From the listing below, copy each line that contains the word "Image".

--- Exercise input ---

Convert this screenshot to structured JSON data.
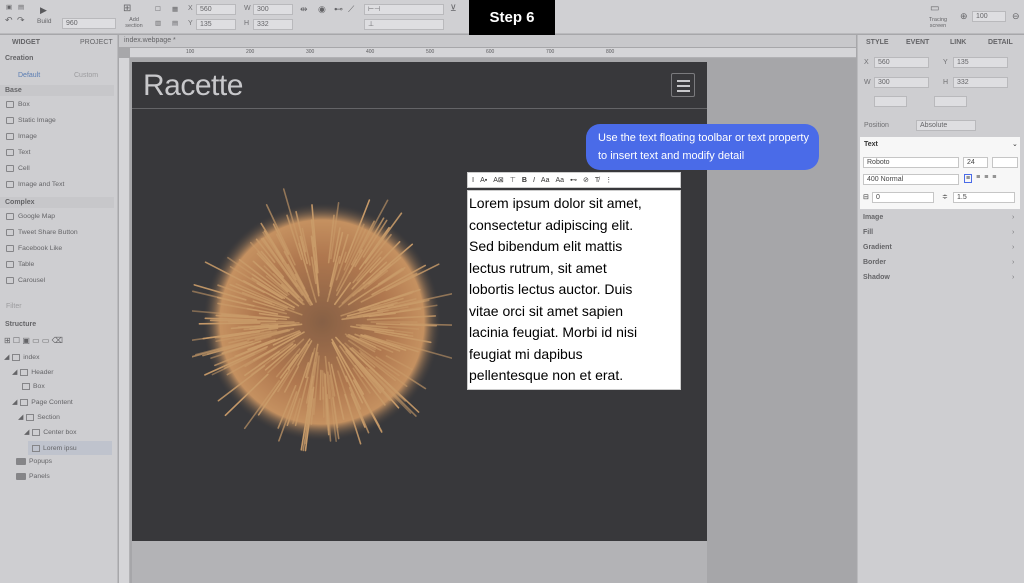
{
  "step_badge": "Step 6",
  "toolbar": {
    "build_label": "Build",
    "zoom_field": "960",
    "add_section_label": "Add section",
    "x_label": "X",
    "x_value": "560",
    "w_label": "W",
    "w_value": "300",
    "y_label": "Y",
    "y_value": "135",
    "h_label": "H",
    "h_value": "332",
    "tracing_label": "Tracing screen",
    "zoom_value": "100"
  },
  "left_panel": {
    "tabs": [
      "WIDGET",
      "PROJECT"
    ],
    "creation_label": "Creation",
    "subtabs": [
      "Default",
      "Custom"
    ],
    "base_header": "Base",
    "base_items": [
      "Box",
      "Static Image",
      "Image",
      "Text",
      "Cell",
      "Image and Text"
    ],
    "complex_header": "Complex",
    "complex_items": [
      "Google Map",
      "Tweet Share Button",
      "Facebook Like",
      "Table",
      "Carousel"
    ],
    "filter_placeholder": "Filter",
    "structure_label": "Structure",
    "tree": [
      "index",
      "Header",
      "Box",
      "Page Content",
      "Section",
      "Center box",
      "Lorem ipsu",
      "Popups",
      "Panels"
    ]
  },
  "doc_tab": "index.webpage *",
  "ruler_marks": [
    "100",
    "200",
    "300",
    "400",
    "500",
    "600",
    "700",
    "800"
  ],
  "page": {
    "logo": "Racette",
    "body_text": "Lorem ipsum dolor sit amet, consectetur adipiscing elit. Sed bibendum elit mattis lectus rutrum, sit amet lobortis lectus auctor. Duis vitae orci sit amet sapien lacinia feugiat. Morbi id nisi feugiat mi dapibus pellentesque non et erat."
  },
  "tooltip": "Use the text floating toolbar or text property to insert text and modify detail",
  "right_panel": {
    "tabs": [
      "STYLE",
      "EVENT",
      "LINK",
      "DETAIL"
    ],
    "x_label": "X",
    "x_value": "560",
    "y_label": "Y",
    "y_value": "135",
    "w_label": "W",
    "w_value": "300",
    "h_label": "H",
    "h_value": "332",
    "position_label": "Position",
    "position_value": "Absolute",
    "text_header": "Text",
    "font_family": "Roboto",
    "font_size": "24",
    "font_weight": "400 Normal",
    "letter_spacing": "0",
    "line_height": "1.5",
    "categories": [
      "Image",
      "Fill",
      "Gradient",
      "Border",
      "Shadow"
    ]
  },
  "colors": {
    "accent": "#4a6be8",
    "page_bg": "#000000",
    "spaghetti": "#c9732a"
  }
}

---

§ **Result of this task**:
      "Static Image",
      "Image",
      "Image and Text"
      "Image",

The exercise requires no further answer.